----- ENTRIES SUPPLIED -----

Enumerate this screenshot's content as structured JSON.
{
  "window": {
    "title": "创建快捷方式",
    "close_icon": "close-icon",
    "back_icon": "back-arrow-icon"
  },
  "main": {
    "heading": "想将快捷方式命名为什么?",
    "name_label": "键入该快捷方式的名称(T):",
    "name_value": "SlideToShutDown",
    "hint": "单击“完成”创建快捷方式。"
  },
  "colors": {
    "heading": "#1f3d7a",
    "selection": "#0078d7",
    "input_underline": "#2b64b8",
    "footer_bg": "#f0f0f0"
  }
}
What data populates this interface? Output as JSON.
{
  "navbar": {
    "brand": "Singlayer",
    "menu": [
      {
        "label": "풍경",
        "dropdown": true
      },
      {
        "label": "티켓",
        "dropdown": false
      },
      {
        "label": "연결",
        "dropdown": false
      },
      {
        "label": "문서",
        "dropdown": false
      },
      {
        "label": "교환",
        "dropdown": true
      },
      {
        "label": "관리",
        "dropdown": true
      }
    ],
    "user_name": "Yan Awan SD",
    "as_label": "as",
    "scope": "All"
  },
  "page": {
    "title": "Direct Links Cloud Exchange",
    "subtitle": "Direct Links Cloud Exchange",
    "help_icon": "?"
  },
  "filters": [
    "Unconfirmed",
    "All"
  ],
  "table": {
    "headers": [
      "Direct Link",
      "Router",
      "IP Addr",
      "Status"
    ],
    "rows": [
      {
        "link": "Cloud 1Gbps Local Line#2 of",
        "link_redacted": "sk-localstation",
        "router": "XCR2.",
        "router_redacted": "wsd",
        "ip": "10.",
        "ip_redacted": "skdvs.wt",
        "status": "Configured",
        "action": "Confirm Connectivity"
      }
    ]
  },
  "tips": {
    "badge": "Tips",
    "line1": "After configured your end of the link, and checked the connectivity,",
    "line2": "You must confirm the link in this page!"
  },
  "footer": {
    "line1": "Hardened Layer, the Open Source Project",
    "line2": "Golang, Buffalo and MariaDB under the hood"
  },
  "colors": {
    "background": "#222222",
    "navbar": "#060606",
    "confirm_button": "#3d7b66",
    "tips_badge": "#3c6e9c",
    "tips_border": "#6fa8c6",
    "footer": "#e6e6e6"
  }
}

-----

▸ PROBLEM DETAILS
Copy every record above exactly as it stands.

▸ RESPONSE BELOW
Enumerate this screenshot's content as structured JSON.
{
  "window": {
    "title": "创建快捷方式",
    "close_icon": "close-icon",
    "back_icon": "back-arrow-icon"
  },
  "main": {
    "heading": "想将快捷方式命名为什么?",
    "name_label": "键入该快捷方式的名称(T):",
    "name_value": "SlideToShutDown",
    "hint": "单击“完成”创建快捷方式。"
  },
  "colors": {
    "heading": "#1f3d7a",
    "selection": "#0078d7",
    "input_underline": "#2b64b8",
    "footer_bg": "#f0f0f0"
  }
}
What data populates this interface? Output as JSON.
{
  "navbar": {
    "brand": "Singlayer",
    "menu": [
      {
        "label": "풍경",
        "dropdown": true
      },
      {
        "label": "티켓",
        "dropdown": false
      },
      {
        "label": "연결",
        "dropdown": false
      },
      {
        "label": "문서",
        "dropdown": false
      },
      {
        "label": "교환",
        "dropdown": true
      },
      {
        "label": "관리",
        "dropdown": true
      }
    ],
    "user_name": "Yan Awan SD",
    "as_label": "as",
    "scope": "All"
  },
  "page": {
    "title": "Direct Links Cloud Exchange",
    "subtitle": "Direct Links Cloud Exchange",
    "help_icon": "?"
  },
  "filters": [
    "Unconfirmed",
    "All"
  ],
  "table": {
    "headers": [
      "Direct Link",
      "Router",
      "IP Addr",
      "Status"
    ],
    "rows": [
      {
        "link": "Cloud 1Gbps Local Line#2 of",
        "link_redacted": "sk-localstation",
        "router": "XCR2.",
        "router_redacted": "wsd",
        "ip": "10.",
        "ip_redacted": "skdvs.wt",
        "status": "Configured",
        "action": "Confirm Connectivity"
      }
    ]
  },
  "tips": {
    "badge": "Tips",
    "line1": "After configured your end of the link, and checked the connectivity,",
    "line2": "You must confirm the link in this page!"
  },
  "footer": {
    "line1": "Hardened Layer, the Open Source Project",
    "line2": "Golang, Buffalo and MariaDB under the hood"
  },
  "colors": {
    "background": "#222222",
    "navbar": "#060606",
    "confirm_button": "#3d7b66",
    "tips_badge": "#3c6e9c",
    "tips_border": "#6fa8c6",
    "footer": "#e6e6e6"
  }
}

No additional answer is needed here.